■ Task data
_ _ _ _ _

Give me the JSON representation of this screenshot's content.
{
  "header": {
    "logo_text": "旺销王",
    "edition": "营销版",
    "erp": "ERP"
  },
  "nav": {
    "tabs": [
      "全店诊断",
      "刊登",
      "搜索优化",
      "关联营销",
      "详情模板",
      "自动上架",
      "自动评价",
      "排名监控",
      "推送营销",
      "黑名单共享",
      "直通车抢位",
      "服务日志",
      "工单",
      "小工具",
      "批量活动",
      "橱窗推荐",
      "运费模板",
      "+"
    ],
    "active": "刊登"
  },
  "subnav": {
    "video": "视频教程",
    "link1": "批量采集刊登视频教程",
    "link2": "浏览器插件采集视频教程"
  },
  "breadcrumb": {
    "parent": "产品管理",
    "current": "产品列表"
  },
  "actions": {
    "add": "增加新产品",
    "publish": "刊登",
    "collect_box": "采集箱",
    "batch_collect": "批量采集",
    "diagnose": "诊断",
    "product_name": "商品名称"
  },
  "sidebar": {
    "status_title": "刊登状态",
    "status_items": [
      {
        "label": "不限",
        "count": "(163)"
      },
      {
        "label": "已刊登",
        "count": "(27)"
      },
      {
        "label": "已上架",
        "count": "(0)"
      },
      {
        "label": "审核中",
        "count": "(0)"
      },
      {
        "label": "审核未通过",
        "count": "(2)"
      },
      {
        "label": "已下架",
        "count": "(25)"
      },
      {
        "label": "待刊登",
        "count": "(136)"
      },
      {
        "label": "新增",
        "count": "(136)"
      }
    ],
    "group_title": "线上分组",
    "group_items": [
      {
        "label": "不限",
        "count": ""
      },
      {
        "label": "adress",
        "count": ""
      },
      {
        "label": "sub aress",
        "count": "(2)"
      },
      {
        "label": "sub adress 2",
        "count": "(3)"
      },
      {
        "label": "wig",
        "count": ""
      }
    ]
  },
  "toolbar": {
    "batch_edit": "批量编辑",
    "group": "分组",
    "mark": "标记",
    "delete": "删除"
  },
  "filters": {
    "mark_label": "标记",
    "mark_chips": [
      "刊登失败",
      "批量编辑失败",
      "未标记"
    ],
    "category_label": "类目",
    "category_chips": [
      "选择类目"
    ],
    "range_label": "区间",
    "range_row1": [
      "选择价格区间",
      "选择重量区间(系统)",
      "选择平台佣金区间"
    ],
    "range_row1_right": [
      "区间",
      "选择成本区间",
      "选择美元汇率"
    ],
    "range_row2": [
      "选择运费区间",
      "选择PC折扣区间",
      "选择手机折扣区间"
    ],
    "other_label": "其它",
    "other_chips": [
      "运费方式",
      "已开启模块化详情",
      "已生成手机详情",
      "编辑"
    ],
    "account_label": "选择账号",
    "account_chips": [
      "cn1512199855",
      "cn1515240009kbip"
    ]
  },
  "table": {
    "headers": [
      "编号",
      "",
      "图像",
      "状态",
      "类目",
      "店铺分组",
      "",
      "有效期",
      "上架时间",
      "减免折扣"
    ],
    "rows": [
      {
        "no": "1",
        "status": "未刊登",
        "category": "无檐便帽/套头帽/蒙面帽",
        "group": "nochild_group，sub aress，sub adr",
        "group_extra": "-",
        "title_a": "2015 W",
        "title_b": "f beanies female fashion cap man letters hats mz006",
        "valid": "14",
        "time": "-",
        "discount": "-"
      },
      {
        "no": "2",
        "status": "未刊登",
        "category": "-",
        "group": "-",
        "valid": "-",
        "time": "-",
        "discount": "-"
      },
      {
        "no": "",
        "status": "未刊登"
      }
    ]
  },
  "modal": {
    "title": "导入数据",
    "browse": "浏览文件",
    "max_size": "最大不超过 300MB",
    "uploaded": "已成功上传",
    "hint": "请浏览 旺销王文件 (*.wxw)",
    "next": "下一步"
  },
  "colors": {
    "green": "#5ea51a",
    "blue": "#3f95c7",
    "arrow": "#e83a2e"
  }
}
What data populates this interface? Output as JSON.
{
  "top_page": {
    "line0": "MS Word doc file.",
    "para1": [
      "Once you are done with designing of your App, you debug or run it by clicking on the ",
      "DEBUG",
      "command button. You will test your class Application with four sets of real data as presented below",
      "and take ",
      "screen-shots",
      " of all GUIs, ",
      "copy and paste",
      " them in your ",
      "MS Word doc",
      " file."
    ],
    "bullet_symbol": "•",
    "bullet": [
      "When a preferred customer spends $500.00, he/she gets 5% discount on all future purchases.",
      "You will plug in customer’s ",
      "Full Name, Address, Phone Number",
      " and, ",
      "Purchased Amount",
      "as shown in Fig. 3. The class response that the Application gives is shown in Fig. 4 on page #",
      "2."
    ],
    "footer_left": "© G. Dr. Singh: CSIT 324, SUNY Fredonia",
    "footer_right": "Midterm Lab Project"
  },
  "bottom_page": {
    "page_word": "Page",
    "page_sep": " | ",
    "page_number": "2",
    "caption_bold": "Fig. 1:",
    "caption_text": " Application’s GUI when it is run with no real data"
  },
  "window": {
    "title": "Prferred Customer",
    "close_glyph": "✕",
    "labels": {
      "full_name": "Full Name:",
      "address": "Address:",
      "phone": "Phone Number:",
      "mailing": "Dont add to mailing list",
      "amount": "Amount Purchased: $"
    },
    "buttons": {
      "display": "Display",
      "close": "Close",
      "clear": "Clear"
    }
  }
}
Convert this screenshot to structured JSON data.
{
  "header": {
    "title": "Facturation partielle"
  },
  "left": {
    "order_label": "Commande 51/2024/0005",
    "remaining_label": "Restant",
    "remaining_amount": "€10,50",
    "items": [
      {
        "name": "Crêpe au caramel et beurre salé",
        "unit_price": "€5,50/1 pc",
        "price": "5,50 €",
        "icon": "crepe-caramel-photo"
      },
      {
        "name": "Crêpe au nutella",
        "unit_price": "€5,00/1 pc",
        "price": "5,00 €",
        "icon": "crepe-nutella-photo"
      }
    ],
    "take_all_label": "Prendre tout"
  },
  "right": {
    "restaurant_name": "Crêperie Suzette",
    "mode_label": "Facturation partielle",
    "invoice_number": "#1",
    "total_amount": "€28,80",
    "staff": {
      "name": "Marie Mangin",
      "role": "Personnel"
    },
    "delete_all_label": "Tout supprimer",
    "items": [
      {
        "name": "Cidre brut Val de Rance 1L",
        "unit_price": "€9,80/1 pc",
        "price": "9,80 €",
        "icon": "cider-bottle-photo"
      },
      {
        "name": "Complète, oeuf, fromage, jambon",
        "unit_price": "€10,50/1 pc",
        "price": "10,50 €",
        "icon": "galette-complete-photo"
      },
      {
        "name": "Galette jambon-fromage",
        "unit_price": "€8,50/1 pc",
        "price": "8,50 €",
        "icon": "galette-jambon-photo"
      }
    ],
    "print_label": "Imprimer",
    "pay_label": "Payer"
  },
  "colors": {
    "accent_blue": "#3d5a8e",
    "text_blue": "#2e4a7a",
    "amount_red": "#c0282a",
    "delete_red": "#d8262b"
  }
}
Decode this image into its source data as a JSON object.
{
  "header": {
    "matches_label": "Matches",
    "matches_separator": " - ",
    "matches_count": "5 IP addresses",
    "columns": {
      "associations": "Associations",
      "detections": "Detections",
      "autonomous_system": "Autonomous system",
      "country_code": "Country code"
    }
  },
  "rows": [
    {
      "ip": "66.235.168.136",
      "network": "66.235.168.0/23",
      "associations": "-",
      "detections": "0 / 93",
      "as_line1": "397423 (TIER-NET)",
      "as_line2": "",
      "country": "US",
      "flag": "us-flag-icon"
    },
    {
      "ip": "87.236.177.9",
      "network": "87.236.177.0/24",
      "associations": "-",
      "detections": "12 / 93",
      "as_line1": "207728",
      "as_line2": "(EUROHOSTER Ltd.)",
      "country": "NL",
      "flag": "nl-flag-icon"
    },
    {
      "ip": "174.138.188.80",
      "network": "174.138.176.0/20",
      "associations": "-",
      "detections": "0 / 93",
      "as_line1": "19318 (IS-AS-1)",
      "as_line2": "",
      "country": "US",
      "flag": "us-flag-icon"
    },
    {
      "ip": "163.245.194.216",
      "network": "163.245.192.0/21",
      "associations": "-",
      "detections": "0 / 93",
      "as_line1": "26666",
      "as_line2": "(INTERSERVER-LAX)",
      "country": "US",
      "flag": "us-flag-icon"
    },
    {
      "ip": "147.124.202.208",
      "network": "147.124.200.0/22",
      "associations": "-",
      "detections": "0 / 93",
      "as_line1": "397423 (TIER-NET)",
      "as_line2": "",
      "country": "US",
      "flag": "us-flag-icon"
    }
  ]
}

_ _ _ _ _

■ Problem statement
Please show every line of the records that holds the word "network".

■ The answer
      "network": "66.235.168.0/23",
      "network": "87.236.177.0/24",
      "network": "174.138.176.0/20",
      "network": "163.245.192.0/21",
      "network": "147.124.200.0/22",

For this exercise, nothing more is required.